No stranger to performing under pressure, Dicks is a great believer in what she calls “the art of the possible”. This was perhaps tested most during a two-and-a-half-year role with ProLogis in the Netherlands, sent in to get the business ready for a restructure and, as it transpired, being sold. “It was a very different piece of work to anything I’d ever done before,” she says, going on to describe the process as “very, very painful”.
The international language of finance
Chief among Dicks’ challenges at Optegra is finding a coherent way to work with the different territories’ finance functions. With the businesses in each country having grown in different ways and the inherent cultural diversity across the group, finding the right level of standardisation is a tricky balancing act – and one that she’s still working on. Indeed, because of the way the business has grown by individual hospitals, Dicks has first focused on standardisation within country, before working on a global plan. As she puts it: “If you try to create a single global standardised finance organisation, how do you know that provides the most sufficient and effective service to the business and the patient?” While embracing the differences, she is also encouraging collaboration by ensuring all the heads of finance of the countries meet regularly and benefit from each other’s experiences.
On a personal level, it has proved to be great challenge to discover the nuances of a new business and sector while simultaneously steering its strategy, or as she puts it: “digging deep in an area where I was learning but needed to deliver something at the same time”. Explaining how she coped, Dicks says: “You have to go with your gut and rely on your experience. Going into a completely new industry has been tough and I’m just relieved that I work with a very good CEO and the collaboration of the two of us means that after 12 months we’re still 110% convinced the trajectory we’ve set out for the next six years is absolutely the right one.”
So how well is the group performing against its grand six-year plan? After 12 months things seem to be on track, as Dicks discloses: “We’ve got great cash management, which is always a relief and EBITDA is going to hit and hopefully overachieve but revenue is challenged.”
Luckily for Dicks a strong team ethic runs throughout Optegra, with her drawing upon the considerable skills of CEO Roberto Cirillo and the wider team. “I think you reach a stage in your career where you make choices and one of those choices for me is to really enjoy the people I work with and the full executive team in this organisation is a joy to work with,” she enthuses. “We’re in a tough situation and we’ve got some very high deliverables to achieve on the six-year journey. One year in, I’m really pleased with the decision I’ve made.” With a new £12m state-of-the-art eye hospital recently opened just off Harley Street and a global rebrand among the team’s achievements, it would appear they really are an affective unit.
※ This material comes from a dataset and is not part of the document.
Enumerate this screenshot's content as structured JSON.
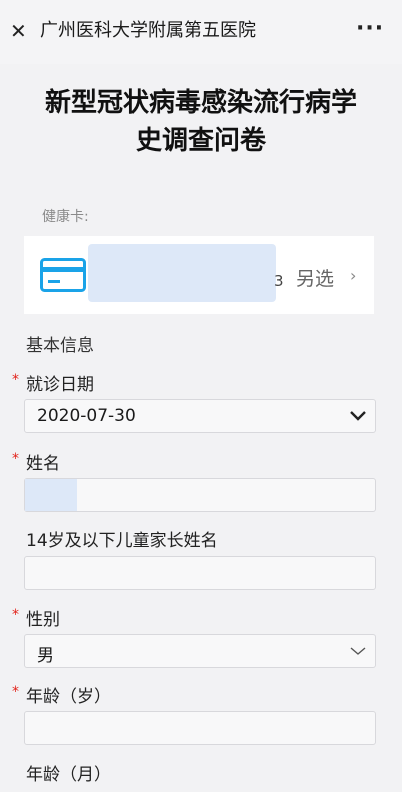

Not that the group has had everything its own way. One struggling north London hospital had almost £2m of impairment charge put against it but with a new strategy focusing on NHS contracts, even that has seen an upturn in fortunes. “It’s a struggling asset in the portfolio that had historical challenges. I had been in the business two months when that was brought to my attention and we took the decision to ensure the records we were basing the future on were solid,” she explains. With the last three quarters all showing steady improvements, however, it would appear that things are changing for the better in that hospital.
And after all of that experience, how has she seen the role of FDs and CFOs change in itself? “We used to talk 20 years ago about the value chain but we, as a finance community, have evolved and now we understand much more about the business value chain and how finance can help pinpoint initiatives and opportunities,” she says. It’s this heightened level of business acumen that Dicks feels allows modern finance chiefs to “play devil’s advocate” with their MDs and CEOs and help to actually drive business performance and shareholder value.
Karen Dicks CV
Present Group Chief Financial Officer, Optegra
September 2012 – January 2015 Chief Financial Officer, Nelsons
August 2010 – September 2012 First Vice President – Director, Finance & Business Performance, ProLogis
June 2004 – July 2010 Group Finance Director, Specsavers
2001 – 2004 European Finance Director, NOVA Chemicals
1995 – 2001 Head of Finance – Consumer Business, Georgia Pacific